Running Fender Amps on 10!
With the amp on 10, the volume potentiometer on the guitar can be just slightly open and you still get very rich tones.
JAZZ TONES ON A FENDER TELECASTER (Neck or Middle Position)
Here’s the opposite approach. See what works best for you!
Run your volume knob almost full! Run your tone knob about half-way up!
You may prefer to use a tube amp; but, a Polytone seems to sound “jazz” no matter what.
A fellow guitarist said — and I agree — a Telecaster can sound great no matter what amp it’s plugged into.
The bottom line: 98% of tone in your touch!
Concerned Friend: “How many guitars does a guitar player need? Guitar Player: “One more!”
I am enjoying FREEDOM from G.A.S. (Guitar Acquisition Syndrome) because I finally realized guitars are not here to comfort me; they are vehicles with which I express something about myself and my life.
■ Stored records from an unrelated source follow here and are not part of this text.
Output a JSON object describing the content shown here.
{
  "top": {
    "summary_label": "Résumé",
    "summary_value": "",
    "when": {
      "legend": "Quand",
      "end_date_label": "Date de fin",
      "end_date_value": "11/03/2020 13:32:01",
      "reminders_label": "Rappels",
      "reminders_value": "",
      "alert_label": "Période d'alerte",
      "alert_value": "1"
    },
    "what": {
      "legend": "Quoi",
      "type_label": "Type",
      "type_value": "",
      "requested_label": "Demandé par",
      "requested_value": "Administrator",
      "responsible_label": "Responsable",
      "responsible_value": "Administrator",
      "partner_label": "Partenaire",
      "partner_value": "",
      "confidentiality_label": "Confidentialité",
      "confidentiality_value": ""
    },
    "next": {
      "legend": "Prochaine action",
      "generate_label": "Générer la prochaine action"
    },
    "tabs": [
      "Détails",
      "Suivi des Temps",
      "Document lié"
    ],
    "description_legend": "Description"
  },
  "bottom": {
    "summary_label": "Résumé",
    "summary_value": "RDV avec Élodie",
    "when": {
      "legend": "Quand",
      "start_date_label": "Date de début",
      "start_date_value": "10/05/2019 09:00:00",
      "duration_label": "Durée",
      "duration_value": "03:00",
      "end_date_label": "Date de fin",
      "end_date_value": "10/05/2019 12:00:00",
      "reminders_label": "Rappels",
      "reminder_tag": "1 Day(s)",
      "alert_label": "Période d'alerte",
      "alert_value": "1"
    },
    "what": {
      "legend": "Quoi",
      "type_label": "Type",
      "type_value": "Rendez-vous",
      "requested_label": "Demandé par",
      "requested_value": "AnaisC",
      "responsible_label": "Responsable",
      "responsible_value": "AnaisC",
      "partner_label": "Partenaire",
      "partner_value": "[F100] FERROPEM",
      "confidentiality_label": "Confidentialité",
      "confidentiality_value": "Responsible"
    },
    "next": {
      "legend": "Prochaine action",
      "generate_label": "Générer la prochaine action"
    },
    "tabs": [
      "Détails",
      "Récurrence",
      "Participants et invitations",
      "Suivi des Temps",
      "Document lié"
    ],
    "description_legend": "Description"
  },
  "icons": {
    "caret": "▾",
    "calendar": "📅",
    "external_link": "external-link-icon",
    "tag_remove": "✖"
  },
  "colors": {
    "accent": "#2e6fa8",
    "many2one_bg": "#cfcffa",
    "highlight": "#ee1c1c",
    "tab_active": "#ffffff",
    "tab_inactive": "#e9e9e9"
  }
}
Guitars are not here to energize me so much as I am here to energize them! To express my energy through them. In order to keep things in proper order, I need to be connected to an internal source of energy and to stop searching outside myself for that energy.
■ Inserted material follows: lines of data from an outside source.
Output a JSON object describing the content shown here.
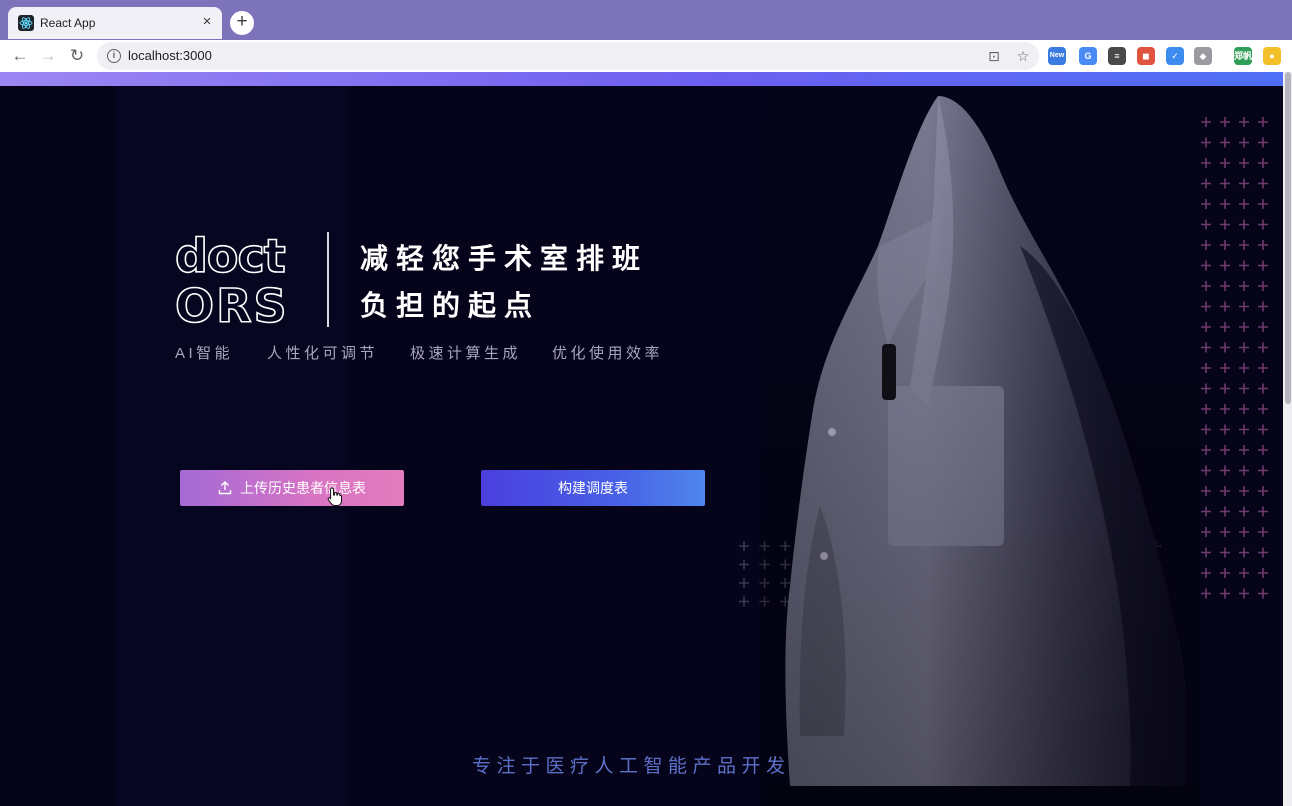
{
  "browser": {
    "tab_title": "React App",
    "tab_close": "×",
    "new_tab": "+",
    "url": "localhost:3000",
    "nav": {
      "back": "←",
      "forward": "→",
      "reload": "↻"
    },
    "omni_icons": {
      "translate": "⊡",
      "bookmark": "☆"
    },
    "extensions": [
      {
        "name": "new-extension-icon",
        "label": "New",
        "color": "#3a7be0"
      },
      {
        "name": "translate-extension-icon",
        "label": "G",
        "color": "#4a8af4"
      },
      {
        "name": "tools-extension-icon",
        "label": "≡",
        "color": "#4a4a4a"
      },
      {
        "name": "color-extension-icon",
        "label": "◼",
        "color": "#e0533e"
      },
      {
        "name": "check-extension-icon",
        "label": "✓",
        "color": "#3f8cf0"
      },
      {
        "name": "shield-extension-icon",
        "label": "◆",
        "color": "#9a9aa0"
      },
      {
        "name": "profile-extension-icon",
        "label": "郑帆",
        "color": "#2f9e57"
      },
      {
        "name": "update-extension-icon",
        "label": "●",
        "color": "#f4c02a"
      }
    ]
  },
  "hero": {
    "logo_line1": "doct",
    "logo_line2": "ORS",
    "headline_line1": "减轻您手术室排班",
    "headline_line2": "负担的起点",
    "features": [
      "AI智能",
      "人性化可调节",
      "极速计算生成",
      "优化使用效率"
    ]
  },
  "actions": {
    "upload_label": "上传历史患者信息表",
    "build_label": "构建调度表"
  },
  "footer": {
    "tagline": "专注于医疗人工智能产品开发"
  },
  "colors": {
    "page_bg": "#050419",
    "upload_gradient": [
      "#a46ad6",
      "#e27cbe"
    ],
    "build_gradient": [
      "#4a3fde",
      "#4f86ec"
    ],
    "tagline": "#5d70c9",
    "plus_purple": "#6e3a6b",
    "plus_gray": "#3a3950"
  }
}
Granted, over the years, I’ve put together a fine assortment of guitars & amps. I use them all in my job as a working player & teacher. By resisting the eternal quest for the “perfect” guitar — “one more” never is — I’m enjoying the ones I already own like never before.
In my experience, Guitar Mastery comes as a result of Simplicity & Repetition:
Focusing on small manageable bit of musical information – such as a two-bar phrase – and playing it at a slow tempo and in time; with a clear view of the strings and the fingering involved; and with good & comfortable technique … then repeating that “musical cell” many times. I find it very helpful at the same time to visualize the chords on which the “cell” is based on the fingerboard.
After many repetitions, execution of the phrase or fragment becomes “second nature” or what I call “owning it.” To relieve monotony, try playing the phrase at positions I thru XII up and down the neck and on as many “string groups” as possible. For instance, if the phrase takes 3 adjacent strings to play, you can play it on strings 1-3; 2-4, 3-5, and 4-6. After a while, when repetition and relaxation come together, good tone begins to emanate along with a feeling of confidence and accomplishment.
Practicing in this way day after day builds excellent technique and is very enjoyable.